As I cringe a little at the misspelled notes I took on my phone during halftime, I can’t help but admit that I’m usually quite pleased with my high-induced writing. And let’s be real, I write high quite often. For years now, I’ve turned to a little bit of weed to help me tackle challenging journalistic projects. Not only does it ease the pressure and help me overcome writer’s block, but it also has a way of unlocking my creativity and allowing me to see the world in a whole new light. Plus, it helps me articulate thoughts that would otherwise remain elusive.

I’m certainly not the first writer or journalist to dabble in marijuana. Victor Hugo, the mastermind behind “The Hunchback of Notre Dame” and “Les Misérables,” was a member of a Parisian society of hashish enthusiasts. Hunter S. Thompson and Truman Capote were also known to indulge in copious amounts of cannabis, and while I’m not saying that their substance use was the sole reason for their literary success, I do believe there’s something to be said about the creative potential of cannabis. After all, High Times, a magazine that both Thompson and Capote contributed to, was once hailed as one of the finest literary publications in America.

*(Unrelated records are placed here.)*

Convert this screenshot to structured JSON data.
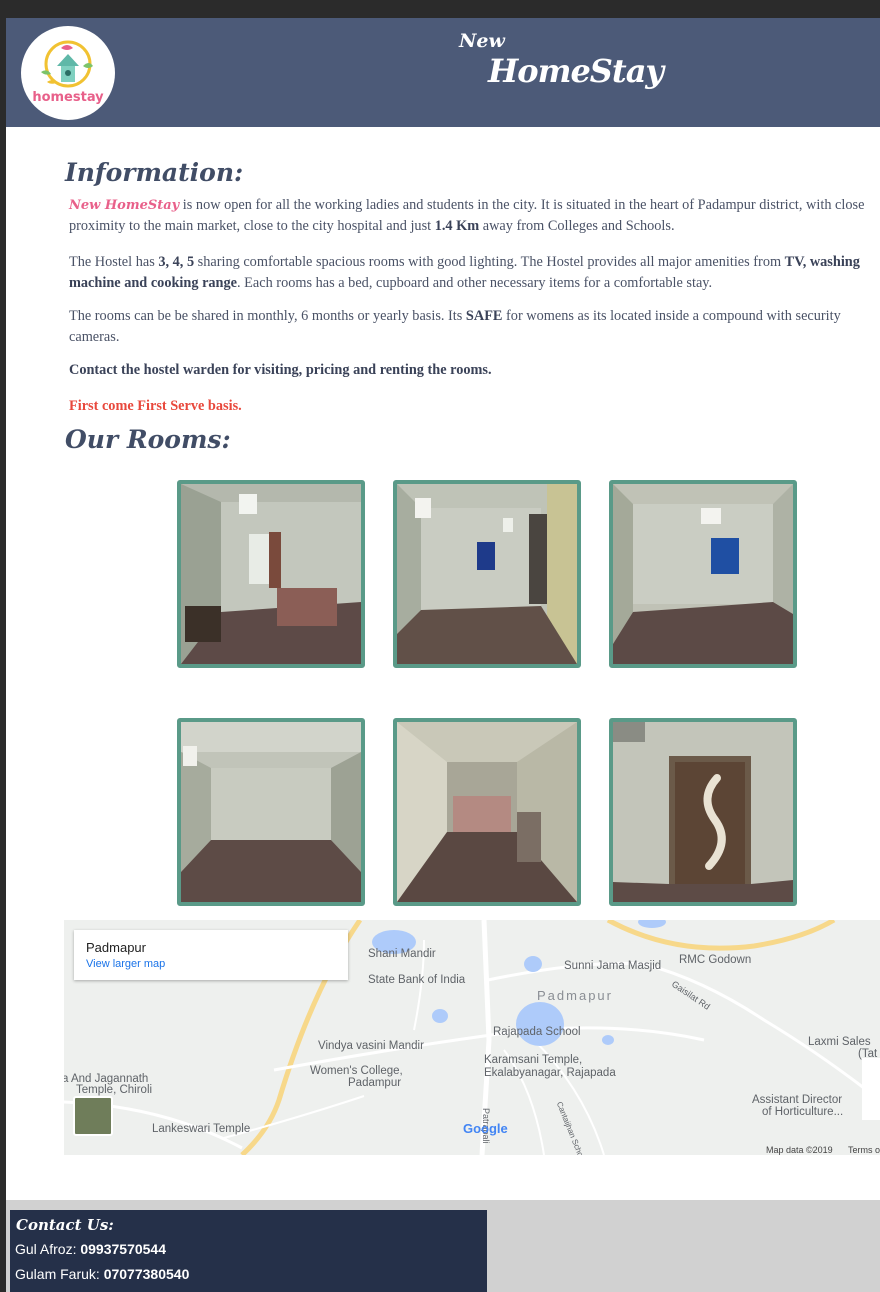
{
  "header": {
    "logo_text": "homestay",
    "brand_small": "New",
    "brand_big": "HomeStay"
  },
  "info": {
    "heading": "Information:",
    "brand_inline": "New HomeStay",
    "p1a": " is now open for all the working ladies and students in the city. It is situated in the heart of Padampur district, with close proximity to the main market, close to the city hospital and just ",
    "p1b": "1.4 Km",
    "p1c": " away from Colleges and Schools.",
    "p2a": "The Hostel has ",
    "p2b": "3, 4, 5",
    "p2c": " sharing comfortable spacious rooms with good lighting. The Hostel provides all major amenities from ",
    "p2d": "TV, washing machine and cooking range",
    "p2e": ". Each rooms has a bed, cupboard and other necessary items for a comfortable stay.",
    "p3a": "The rooms can be be shared in monthly, 6 months or yearly basis. Its ",
    "p3b": "SAFE",
    "p3c": " for womens as its located inside a compound with security cameras.",
    "p4": "Contact the hostel warden for visiting, pricing and renting the rooms.",
    "p5": "First come First Serve basis."
  },
  "rooms": {
    "heading": "Our Rooms:"
  },
  "map": {
    "place": "Padmapur",
    "link": "View larger map",
    "labels": [
      "Shani Mandir",
      "State Bank of India",
      "Sunni Jama Masjid",
      "RMC Godown",
      "Gaisilat Rd",
      "Padmapur",
      "Rajapada School",
      "Vindya vasini Mandir",
      "Karamsani Temple,",
      "Ekalabyanagar, Rajapada",
      "Women's College,",
      "Padampur",
      "a And Jagannath",
      "Temple, Chiroli",
      "Laxmi Sales",
      "(Tat",
      "Assistant Director",
      "of Horticulture...",
      "Lankeswari Temple",
      "Patrapali",
      "Cantaijhan School Rd",
      "Map data ©2019",
      "Terms o"
    ],
    "google": "Google"
  },
  "contact": {
    "heading": "Contact Us:",
    "name1": "Gul Afroz: ",
    "phone1": "09937570544",
    "name2": "Gulam Faruk: ",
    "phone2": "07077380540"
  }
}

I’ll never forget the first time I truly experienced the creative and analytical power of cannabis. I was cozied up in bed, watching Andrei Tarkovsky’s “Solaris” on MUBI. I had seen the film multiple times before in my cinema studies classes at NYU, and I always found it unbearably dull. But this time, with a little help from my friend Mary Jane, I was able to see the film in a whole new light. Tarkovsky’s avant-garde masterpiece suddenly became a thought-provoking and mesmerizing experience. And that, my friends, is the magic of cannabis.